One of the most important factors which affects the weather in a location is its relative humidity. The concept is elucidated in detail, in the following lines.
If you listen to weather forecasts regularly, you must have heard of something called the relative humidity being quoted for a location, along with the local temperature. It is one of the most frequently used meteorological terms used in rainfall and thunderstorm predictions. It is a characteristic of the air in a given region, which determines how humid the atmosphere is in a place.
What do we mean when we say that it’s too humid? The term Humidity refers to the amount of water vapor in a given air volume or to put it crudely, the amount of wetness in the air.
Absolute humidity is the ratio of the mass of water vapor and mass of dry air present in a given volume of air, at a specific temperature. However, it depends on the volume of air and temperature, which makes it difficult to be actually measured.
Relative humidity is the ratio of absolute humidity of air at a specific temperature to the maximum possible absolute humidity at the same temperature, expressed in percentage. Absolute humidity is also known as vapor density. So, one could define it as the ratio of actual vapor density of air at a given temperature to the saturation vapor density at the same temperature.
Vapor pressure is the partial pressure of water vapor in air. Relative humidity can also be defined as the ratio of actual vapor pressure, to the saturation vapor pressure, expressed in percentage.
Here are two formulas for calculation:
Relative Humidity (%) = (Actual Vapor Density)/(Saturation Vapor Density) x 100
Relative Humidity (%) = (Actual Vapor Pressure)/(Saturation Vapor Pressure) x 100
The significance of this humidity ratio can be understood, when you know how it’s connected with our ability to cool our body through sweating. When the relative humidity of air is high (around 70%, 80%, or higher), air can only hold a very limited amount of water vapor and hence it cannot absorb the perspired water vapor from our body that efficiently. This causes us to feel stuffy, hot, and makes the atmosphere humid. On the other hand, when it is down (less than 50%), sweat from the body is easily absorbed by the atmosphere in vapor form, making us feel much cooler and comfortable.

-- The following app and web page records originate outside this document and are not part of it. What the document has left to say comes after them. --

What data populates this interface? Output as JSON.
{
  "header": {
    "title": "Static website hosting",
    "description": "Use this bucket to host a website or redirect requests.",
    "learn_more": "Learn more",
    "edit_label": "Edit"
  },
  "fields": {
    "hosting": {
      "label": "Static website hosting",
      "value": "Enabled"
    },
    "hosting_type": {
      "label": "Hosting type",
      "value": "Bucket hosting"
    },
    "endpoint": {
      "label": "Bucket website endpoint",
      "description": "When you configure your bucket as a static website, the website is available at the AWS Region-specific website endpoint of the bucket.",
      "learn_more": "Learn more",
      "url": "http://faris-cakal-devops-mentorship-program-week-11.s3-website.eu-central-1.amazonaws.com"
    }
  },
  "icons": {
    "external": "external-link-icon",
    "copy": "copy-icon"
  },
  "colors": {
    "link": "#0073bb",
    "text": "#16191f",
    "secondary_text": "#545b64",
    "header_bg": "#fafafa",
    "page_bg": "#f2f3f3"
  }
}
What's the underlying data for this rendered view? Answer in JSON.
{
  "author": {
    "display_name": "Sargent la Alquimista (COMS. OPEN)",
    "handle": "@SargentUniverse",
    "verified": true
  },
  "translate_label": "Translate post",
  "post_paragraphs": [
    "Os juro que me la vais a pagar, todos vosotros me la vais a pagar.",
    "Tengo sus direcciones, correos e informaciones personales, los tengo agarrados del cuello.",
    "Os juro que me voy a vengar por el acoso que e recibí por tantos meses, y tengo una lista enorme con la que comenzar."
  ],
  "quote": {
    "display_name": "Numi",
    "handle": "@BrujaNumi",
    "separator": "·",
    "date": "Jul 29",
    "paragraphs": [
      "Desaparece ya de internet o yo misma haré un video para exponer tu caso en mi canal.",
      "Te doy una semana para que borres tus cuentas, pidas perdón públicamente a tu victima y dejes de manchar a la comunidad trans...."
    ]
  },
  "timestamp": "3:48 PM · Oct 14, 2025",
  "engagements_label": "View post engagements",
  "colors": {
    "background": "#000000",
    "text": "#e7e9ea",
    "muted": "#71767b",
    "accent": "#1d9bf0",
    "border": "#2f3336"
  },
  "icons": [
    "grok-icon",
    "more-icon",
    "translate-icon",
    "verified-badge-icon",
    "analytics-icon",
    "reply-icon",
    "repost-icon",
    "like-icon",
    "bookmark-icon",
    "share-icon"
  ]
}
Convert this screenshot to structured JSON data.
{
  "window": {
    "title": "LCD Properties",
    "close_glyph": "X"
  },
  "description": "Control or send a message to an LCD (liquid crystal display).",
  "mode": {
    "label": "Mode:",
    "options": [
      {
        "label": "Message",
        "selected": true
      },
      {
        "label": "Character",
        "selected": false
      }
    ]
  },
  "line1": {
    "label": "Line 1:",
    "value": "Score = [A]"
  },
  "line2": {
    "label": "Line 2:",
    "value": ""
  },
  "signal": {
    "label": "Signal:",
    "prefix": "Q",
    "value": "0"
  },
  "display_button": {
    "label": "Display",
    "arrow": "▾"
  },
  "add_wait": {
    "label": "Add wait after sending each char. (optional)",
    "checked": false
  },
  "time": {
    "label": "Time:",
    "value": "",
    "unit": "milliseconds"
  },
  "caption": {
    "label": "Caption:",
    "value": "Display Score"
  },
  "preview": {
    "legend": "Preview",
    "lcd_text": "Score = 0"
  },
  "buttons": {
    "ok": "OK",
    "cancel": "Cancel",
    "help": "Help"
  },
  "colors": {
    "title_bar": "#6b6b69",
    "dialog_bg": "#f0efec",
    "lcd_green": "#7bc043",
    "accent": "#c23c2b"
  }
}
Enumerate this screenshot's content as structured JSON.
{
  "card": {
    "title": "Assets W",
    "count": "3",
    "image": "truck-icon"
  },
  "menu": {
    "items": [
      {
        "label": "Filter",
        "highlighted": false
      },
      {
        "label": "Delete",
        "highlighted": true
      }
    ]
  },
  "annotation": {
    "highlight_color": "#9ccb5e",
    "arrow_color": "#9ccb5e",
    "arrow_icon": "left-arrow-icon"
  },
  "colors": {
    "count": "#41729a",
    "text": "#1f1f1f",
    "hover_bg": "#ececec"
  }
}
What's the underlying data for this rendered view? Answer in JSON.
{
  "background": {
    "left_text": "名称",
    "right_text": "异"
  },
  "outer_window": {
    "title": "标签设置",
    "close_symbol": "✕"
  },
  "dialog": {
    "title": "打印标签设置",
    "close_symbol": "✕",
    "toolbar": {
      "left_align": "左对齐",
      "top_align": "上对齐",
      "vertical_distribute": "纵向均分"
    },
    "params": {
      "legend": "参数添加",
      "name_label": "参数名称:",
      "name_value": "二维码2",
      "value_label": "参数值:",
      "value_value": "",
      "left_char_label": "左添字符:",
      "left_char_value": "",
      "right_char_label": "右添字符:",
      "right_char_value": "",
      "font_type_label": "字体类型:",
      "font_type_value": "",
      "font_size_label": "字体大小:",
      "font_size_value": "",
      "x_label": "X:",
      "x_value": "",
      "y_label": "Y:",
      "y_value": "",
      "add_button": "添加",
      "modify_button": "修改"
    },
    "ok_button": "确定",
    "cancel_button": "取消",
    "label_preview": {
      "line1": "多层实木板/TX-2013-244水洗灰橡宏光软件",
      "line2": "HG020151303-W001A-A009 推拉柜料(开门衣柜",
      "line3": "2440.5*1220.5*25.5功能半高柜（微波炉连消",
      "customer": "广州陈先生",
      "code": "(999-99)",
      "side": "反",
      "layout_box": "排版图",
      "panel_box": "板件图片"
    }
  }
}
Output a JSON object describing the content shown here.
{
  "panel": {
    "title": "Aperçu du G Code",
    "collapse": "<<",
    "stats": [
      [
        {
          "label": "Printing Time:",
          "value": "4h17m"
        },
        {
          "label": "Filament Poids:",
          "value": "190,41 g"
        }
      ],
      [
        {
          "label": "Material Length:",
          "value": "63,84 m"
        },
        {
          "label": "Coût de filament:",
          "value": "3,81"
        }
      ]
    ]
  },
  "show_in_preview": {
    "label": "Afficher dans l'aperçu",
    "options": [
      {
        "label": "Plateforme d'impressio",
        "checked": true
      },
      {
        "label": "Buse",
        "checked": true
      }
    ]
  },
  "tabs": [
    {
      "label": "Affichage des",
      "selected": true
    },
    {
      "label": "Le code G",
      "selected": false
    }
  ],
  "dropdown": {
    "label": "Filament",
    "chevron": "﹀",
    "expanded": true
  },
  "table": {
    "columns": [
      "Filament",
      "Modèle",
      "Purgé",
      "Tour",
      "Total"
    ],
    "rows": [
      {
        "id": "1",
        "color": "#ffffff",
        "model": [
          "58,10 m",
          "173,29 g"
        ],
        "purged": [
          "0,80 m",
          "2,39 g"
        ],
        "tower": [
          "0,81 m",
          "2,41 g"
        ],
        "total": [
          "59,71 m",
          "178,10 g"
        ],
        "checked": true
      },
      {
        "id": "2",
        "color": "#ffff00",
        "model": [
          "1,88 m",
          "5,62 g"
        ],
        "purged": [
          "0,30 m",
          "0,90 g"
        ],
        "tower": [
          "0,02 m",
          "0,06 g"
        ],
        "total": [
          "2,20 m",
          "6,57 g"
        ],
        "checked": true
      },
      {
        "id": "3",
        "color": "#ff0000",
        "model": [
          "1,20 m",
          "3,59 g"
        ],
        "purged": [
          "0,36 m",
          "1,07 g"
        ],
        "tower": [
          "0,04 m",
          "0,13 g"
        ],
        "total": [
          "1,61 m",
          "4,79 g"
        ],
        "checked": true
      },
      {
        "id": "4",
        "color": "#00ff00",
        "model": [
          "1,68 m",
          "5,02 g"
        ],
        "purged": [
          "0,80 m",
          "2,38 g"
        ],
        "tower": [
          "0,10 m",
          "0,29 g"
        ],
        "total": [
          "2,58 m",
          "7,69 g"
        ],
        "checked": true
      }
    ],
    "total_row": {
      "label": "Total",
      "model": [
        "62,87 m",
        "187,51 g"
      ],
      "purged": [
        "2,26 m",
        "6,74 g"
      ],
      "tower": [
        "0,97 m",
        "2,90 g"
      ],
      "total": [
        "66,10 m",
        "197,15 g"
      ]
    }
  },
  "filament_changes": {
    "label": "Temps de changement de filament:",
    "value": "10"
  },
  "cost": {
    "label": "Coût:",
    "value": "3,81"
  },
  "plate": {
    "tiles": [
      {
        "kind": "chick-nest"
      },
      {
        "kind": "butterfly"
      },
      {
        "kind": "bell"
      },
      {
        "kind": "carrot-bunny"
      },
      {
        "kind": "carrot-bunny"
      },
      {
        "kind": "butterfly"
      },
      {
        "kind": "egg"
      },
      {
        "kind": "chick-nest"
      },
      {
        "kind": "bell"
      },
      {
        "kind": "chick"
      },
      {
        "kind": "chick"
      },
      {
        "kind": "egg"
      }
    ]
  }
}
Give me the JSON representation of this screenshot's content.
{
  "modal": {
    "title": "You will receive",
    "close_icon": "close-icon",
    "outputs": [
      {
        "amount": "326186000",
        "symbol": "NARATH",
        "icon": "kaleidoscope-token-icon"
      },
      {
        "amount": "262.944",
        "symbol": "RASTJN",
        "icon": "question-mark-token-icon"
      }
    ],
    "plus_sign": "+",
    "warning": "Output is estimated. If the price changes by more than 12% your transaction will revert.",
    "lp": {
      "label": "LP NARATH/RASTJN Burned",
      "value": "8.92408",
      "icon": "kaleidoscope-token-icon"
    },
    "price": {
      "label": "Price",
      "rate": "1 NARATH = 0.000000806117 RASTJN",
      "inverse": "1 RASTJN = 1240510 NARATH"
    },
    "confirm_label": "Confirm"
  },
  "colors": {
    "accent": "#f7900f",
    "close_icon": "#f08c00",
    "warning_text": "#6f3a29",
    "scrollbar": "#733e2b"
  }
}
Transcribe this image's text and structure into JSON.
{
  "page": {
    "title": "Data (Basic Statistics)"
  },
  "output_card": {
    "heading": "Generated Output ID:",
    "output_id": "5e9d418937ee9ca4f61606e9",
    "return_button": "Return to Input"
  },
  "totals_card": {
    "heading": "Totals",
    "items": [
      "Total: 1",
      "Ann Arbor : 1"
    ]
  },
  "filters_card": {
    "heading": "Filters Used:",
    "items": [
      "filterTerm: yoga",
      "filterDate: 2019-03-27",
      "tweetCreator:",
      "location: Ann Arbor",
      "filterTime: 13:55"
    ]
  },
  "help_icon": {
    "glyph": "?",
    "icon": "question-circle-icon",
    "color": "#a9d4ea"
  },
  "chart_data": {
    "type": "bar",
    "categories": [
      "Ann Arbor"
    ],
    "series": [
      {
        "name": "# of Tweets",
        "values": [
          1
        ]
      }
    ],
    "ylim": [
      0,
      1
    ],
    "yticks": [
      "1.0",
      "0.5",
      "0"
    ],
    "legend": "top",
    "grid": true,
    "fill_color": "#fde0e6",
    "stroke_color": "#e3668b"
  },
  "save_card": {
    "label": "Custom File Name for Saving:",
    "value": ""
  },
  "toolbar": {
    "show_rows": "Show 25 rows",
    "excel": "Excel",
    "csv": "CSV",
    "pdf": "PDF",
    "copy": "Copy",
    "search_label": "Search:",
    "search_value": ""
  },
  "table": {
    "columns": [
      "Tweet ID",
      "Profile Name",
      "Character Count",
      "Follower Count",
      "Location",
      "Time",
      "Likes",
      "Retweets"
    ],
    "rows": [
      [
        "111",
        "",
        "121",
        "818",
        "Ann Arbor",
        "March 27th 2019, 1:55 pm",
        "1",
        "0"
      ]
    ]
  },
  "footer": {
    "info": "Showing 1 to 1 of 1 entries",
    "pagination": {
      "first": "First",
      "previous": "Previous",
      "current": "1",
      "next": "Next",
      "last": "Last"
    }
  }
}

One way of directly measuring relative humidity is through the use of dry and wet bulb thermometers. This instrument consists of one thermometer, whose bulb is directly exposed to air, while the other one is covered with a wet cloth. The temperature of the wet bulb tends to be lower than the dry one, due to the heat absorbed for evaporation of air. Using a humidity chart, one can determine the actual value of relative humidity, according to the dry and wet bulb thermometer temperature.